When I was a young Jewish boy in the 1960’s the world was a very different place. As my dear friend Led Black has said to me, “that was before the Jews became white.” Just some twenty years after the Holocaust, American Jews, especially Jews like me and my family—we had lost over one hundred family members to the Nazi attempt to wipe out an entire people—were particularly pre-occupied with the event. It cast its shadow on everything we did, and it stoked a level of both fear and depression that controlled many of the choices we made in life, where we lived, where we went to school, what professions we chose, to avoid anti-Semitism and to protect my young generation from experiencing it.
What our parents and grandparents weren’t aware of was that their preoccupation with the subject and protecting us from it only made it more obvious, and more frightening. My generation was born into that fear, and the lack of self-confidence that went with it. What changed us? The arrival of books, and more specifically films, that portrayed Jews in a different light; not as victims but as the masters of their own destinies. Films like Exodus, based on the novel written by Leon Uris, and Cast a Giant Shadow, the story of Micky Marcus, an American Jew and West Point Graduate who helped train the Israel Defense Forces. We became proud of Jews who fought for themselves.
So, what does this have to do with the film, Black Panther? It fills that same need for young people of color today that films like Exodus did for young Jews of my generation.
The Holocaust, as terrible as it was, went on for twelve years. Slavery, and the oppression that followed, has gone on for nearly 500 years. If the trauma of the Holocaust can be passed down from one generation to another, so can the trauma of slavery and Jim Crow and the current attempt now underway to wipe the experience of people of color from our history. That’s why Black Panther matters. It doesn’t matter that the story is fictional. Uris’s version of the story of the Exodus, a refugee boat that ran the British blockade of Palestine after WWII is fiction. The boat was never admitted to British controlled Palestine, the refugees were sent to detention camps on Cyprus. But the fictional story resonated. It still does.

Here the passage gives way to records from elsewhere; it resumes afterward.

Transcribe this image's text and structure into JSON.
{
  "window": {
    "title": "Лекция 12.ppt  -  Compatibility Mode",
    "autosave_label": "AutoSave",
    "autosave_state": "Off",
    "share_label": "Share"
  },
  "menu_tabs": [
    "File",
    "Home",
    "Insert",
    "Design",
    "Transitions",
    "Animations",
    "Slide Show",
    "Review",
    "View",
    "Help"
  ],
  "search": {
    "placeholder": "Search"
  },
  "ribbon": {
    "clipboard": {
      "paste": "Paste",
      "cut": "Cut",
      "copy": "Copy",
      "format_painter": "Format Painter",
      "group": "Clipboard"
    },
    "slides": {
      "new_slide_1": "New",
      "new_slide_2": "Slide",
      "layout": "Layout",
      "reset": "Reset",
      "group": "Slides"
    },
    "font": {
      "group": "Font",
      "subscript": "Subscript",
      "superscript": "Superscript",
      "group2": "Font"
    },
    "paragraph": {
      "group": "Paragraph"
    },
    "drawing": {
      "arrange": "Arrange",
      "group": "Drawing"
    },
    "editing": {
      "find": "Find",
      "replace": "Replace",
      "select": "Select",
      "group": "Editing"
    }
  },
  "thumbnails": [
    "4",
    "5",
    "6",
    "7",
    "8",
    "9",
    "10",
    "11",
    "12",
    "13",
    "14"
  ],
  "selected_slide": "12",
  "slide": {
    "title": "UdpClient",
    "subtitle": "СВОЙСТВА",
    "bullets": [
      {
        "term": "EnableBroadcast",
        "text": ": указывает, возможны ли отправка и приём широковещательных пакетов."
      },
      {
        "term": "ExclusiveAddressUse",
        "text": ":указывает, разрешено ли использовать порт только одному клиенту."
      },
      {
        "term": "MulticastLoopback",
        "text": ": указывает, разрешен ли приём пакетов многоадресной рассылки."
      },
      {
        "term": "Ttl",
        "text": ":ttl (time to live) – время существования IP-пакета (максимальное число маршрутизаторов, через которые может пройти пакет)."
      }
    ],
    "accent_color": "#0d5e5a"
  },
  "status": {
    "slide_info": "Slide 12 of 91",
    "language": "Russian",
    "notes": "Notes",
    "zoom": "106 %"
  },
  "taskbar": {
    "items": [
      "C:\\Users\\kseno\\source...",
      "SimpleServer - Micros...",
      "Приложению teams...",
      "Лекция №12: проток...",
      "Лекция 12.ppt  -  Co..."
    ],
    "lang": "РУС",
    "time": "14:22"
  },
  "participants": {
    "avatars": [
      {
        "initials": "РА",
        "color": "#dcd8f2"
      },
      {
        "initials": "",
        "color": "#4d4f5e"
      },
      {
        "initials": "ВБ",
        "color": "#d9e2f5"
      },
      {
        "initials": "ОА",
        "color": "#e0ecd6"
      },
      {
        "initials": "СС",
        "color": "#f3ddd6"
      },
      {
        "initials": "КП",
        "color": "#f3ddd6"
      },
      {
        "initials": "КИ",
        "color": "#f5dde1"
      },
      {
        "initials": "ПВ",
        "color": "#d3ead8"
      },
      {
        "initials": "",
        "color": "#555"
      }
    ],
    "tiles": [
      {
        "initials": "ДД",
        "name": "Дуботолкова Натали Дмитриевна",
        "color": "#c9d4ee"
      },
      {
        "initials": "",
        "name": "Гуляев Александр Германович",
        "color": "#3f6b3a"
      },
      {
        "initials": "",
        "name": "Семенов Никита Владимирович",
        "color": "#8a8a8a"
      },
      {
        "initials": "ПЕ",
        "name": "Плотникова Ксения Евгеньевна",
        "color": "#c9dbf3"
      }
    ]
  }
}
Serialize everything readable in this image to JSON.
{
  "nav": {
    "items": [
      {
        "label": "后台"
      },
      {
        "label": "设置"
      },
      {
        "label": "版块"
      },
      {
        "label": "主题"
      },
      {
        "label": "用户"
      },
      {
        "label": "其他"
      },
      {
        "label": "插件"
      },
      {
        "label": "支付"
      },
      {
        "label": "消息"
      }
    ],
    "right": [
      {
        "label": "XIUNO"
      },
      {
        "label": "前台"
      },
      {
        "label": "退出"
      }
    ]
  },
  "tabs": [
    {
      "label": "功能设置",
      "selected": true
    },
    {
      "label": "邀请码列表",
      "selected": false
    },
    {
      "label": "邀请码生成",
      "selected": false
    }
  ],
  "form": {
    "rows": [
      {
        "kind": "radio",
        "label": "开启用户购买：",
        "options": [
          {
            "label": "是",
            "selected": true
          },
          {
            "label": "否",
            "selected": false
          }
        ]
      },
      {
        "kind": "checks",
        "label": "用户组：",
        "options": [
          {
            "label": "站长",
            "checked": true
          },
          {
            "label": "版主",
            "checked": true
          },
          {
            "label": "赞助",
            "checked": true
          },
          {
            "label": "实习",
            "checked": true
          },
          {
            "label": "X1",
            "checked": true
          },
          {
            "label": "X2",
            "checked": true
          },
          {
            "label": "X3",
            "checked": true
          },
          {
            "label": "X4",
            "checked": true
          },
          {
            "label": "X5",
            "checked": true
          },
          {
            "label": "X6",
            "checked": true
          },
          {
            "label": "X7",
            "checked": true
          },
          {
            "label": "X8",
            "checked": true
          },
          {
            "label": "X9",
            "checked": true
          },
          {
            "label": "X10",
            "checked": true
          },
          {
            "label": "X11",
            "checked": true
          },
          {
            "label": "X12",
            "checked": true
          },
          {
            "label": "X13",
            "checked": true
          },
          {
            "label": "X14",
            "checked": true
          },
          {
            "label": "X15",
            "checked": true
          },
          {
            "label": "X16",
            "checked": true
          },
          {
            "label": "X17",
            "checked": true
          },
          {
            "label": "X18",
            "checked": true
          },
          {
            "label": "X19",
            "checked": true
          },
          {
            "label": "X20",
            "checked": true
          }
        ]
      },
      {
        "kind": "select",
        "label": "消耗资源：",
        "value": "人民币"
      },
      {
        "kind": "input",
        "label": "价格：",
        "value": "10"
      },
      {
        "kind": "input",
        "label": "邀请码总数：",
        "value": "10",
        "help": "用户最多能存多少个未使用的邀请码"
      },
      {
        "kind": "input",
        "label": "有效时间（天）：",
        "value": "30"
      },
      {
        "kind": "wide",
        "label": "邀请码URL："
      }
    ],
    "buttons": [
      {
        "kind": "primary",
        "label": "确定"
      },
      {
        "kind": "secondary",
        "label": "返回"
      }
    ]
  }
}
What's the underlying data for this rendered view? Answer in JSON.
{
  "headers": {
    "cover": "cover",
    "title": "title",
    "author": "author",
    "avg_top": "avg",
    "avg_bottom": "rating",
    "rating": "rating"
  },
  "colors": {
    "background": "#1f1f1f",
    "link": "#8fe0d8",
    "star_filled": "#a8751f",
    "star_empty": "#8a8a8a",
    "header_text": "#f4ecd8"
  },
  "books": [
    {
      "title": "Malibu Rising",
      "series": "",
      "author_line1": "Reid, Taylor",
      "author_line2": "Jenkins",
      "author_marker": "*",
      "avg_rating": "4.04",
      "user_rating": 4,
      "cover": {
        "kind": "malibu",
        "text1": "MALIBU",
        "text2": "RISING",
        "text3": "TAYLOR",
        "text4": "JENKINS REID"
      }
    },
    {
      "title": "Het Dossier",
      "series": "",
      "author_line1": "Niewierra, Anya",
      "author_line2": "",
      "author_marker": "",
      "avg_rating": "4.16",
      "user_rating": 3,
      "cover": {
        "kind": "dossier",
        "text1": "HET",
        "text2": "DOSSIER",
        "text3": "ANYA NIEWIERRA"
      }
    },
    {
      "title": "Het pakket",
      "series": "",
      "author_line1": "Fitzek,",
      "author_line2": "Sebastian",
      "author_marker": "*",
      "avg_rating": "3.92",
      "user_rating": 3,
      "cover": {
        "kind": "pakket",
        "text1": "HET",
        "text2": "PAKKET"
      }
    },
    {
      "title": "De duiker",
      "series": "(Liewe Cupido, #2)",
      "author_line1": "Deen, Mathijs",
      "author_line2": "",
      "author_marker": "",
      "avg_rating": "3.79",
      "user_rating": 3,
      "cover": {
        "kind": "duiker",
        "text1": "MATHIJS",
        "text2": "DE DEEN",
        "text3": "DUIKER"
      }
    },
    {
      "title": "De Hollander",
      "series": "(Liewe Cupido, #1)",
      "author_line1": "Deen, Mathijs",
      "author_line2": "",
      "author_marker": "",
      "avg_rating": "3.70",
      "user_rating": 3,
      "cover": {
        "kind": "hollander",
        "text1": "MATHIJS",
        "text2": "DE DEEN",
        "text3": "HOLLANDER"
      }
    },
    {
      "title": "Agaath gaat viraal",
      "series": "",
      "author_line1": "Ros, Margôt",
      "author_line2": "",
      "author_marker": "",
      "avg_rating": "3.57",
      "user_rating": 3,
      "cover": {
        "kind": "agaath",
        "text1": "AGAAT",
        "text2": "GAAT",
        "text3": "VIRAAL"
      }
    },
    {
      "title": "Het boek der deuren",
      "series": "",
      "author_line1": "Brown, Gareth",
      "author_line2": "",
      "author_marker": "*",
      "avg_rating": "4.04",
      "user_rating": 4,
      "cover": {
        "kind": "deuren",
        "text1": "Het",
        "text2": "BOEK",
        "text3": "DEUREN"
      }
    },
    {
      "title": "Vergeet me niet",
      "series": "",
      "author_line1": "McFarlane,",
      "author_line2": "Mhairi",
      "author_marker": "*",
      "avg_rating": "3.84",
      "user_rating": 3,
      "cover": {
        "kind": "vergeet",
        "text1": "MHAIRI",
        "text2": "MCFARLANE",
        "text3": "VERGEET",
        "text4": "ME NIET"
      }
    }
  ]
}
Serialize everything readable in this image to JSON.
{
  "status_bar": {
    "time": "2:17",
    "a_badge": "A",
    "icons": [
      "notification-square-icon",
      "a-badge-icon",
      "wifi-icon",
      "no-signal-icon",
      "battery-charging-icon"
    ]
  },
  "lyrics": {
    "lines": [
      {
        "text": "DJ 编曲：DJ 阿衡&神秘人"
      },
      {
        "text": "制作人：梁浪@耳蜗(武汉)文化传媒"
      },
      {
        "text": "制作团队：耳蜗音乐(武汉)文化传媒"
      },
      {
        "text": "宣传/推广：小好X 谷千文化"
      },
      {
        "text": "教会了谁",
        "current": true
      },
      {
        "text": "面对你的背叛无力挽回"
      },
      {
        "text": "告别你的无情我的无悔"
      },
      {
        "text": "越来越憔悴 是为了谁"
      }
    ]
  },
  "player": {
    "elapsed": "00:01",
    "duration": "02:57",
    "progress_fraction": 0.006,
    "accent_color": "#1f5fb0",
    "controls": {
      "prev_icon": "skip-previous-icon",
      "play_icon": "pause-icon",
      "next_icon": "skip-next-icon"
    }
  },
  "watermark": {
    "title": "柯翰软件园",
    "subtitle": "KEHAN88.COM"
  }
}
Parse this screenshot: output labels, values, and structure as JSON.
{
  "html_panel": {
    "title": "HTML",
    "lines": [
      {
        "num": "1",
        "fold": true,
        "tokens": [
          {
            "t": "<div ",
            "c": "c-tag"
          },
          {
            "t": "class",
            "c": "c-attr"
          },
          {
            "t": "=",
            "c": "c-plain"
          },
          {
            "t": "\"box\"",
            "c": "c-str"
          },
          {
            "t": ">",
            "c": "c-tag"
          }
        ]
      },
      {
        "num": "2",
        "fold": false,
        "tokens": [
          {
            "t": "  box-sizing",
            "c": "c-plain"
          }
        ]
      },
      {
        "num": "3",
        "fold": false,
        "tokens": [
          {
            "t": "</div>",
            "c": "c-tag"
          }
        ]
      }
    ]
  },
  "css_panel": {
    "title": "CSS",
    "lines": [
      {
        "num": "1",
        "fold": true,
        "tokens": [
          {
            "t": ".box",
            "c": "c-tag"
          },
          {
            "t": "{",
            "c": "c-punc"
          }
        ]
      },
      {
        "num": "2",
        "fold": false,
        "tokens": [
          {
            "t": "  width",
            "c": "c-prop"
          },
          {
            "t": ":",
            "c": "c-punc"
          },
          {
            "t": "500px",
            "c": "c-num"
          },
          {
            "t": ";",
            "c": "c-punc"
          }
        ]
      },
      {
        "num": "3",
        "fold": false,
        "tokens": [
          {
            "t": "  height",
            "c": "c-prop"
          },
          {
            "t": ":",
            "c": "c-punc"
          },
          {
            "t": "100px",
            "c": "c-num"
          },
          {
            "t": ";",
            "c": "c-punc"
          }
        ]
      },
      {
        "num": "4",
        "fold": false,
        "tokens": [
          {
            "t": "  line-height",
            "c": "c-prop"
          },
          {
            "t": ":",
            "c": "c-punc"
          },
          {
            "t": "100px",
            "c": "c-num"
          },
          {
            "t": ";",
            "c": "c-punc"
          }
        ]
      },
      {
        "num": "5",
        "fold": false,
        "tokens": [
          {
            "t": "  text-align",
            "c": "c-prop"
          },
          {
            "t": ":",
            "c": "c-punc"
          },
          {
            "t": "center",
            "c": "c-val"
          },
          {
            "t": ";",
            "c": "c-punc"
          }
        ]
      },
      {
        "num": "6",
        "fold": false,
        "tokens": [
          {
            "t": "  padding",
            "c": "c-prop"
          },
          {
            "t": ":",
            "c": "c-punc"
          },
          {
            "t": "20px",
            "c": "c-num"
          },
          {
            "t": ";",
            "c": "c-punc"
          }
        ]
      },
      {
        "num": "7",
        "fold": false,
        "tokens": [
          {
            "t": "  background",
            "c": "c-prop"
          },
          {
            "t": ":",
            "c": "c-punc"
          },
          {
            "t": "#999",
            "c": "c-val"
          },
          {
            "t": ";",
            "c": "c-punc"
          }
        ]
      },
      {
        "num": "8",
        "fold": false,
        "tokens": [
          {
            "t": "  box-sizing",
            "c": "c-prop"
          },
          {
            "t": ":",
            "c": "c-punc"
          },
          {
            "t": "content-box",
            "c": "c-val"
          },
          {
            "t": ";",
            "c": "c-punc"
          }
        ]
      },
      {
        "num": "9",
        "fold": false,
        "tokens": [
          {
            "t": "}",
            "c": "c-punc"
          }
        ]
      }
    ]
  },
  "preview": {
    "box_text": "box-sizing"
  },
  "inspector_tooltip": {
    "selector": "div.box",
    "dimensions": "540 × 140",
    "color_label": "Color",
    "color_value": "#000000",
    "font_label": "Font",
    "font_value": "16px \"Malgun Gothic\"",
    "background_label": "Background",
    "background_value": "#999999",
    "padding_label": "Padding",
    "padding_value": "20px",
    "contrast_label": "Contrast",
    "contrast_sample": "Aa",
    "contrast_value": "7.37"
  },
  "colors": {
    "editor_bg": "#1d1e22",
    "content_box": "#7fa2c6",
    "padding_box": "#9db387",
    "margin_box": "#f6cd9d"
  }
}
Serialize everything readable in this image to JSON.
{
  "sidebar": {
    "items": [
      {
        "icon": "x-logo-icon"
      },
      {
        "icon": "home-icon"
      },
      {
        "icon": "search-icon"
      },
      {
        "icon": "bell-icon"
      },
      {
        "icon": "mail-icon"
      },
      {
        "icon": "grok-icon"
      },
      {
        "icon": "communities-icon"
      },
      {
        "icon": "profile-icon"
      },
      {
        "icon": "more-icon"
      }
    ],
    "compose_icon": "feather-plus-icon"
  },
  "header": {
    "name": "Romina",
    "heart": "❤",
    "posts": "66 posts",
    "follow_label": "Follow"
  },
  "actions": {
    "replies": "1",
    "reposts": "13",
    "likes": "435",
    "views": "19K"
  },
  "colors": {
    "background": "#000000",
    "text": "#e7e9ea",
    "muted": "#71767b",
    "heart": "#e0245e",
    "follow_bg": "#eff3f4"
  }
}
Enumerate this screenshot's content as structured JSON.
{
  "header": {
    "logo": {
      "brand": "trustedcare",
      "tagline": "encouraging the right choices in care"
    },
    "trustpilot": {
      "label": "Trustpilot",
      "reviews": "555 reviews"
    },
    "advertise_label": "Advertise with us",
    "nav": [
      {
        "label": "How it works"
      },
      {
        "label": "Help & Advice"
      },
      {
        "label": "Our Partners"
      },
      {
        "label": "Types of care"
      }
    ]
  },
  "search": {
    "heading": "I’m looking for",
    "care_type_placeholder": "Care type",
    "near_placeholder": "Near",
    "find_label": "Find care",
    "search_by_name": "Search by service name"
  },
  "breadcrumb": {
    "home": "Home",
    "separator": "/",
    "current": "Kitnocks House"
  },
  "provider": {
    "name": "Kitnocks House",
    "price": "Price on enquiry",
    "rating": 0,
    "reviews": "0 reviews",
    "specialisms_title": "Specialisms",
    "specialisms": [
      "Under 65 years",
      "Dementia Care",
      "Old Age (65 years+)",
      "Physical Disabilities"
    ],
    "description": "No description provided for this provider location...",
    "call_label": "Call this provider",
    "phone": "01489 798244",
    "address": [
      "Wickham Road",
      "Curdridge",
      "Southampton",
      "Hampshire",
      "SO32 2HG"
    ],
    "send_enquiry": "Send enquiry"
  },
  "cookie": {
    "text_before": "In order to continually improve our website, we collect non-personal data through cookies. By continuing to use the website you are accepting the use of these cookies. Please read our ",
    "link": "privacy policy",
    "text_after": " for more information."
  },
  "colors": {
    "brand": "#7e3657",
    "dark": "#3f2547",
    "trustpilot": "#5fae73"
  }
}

The same is true of Black Panther. Young people of color need to see themselves on film, they need heroes who look like them. While Wakanda is a fantasy, why can’t it be viewed as a possible fantasy, a world that might well exist, if Africa, whose history is barely glossed over in our educational system as a land of illiterate primitives, had not been overrun by European slave traders, their cultures decimated by European colonialism. The film takes an obvious and honest comparison of two men, cousins, who grow up under different circumstances in different cultures, one in Wakanda and one in America. The honest appraisal offered by the film is that the oppressive nature of life in America for people of color has damaged one of these men. The other, after much conflict, (not telling you any more, no spoilers here) sees the possibility of redemption. The one damaged by oppression does not.
The images offered by this film of a just and caring society in the secret heart of Africa, empowered by advanced technology and self-confidence are crucial to all people, but especially to young people of color. It affords them pride in believing and knowing that their color is not an albatross around their neck but rather wings upon which they can soar as high as their dreams take them. That’s why Wakanda matters.
A.J. Sidransky is an author and lives in Washington Heights with his wife and son. His most recent novel, Forgiving Mariela Camacho, was the recipient of the David Award for Best Mystery of 2015. Learn more about him at www.ajsidransky.com.
Related: The Wall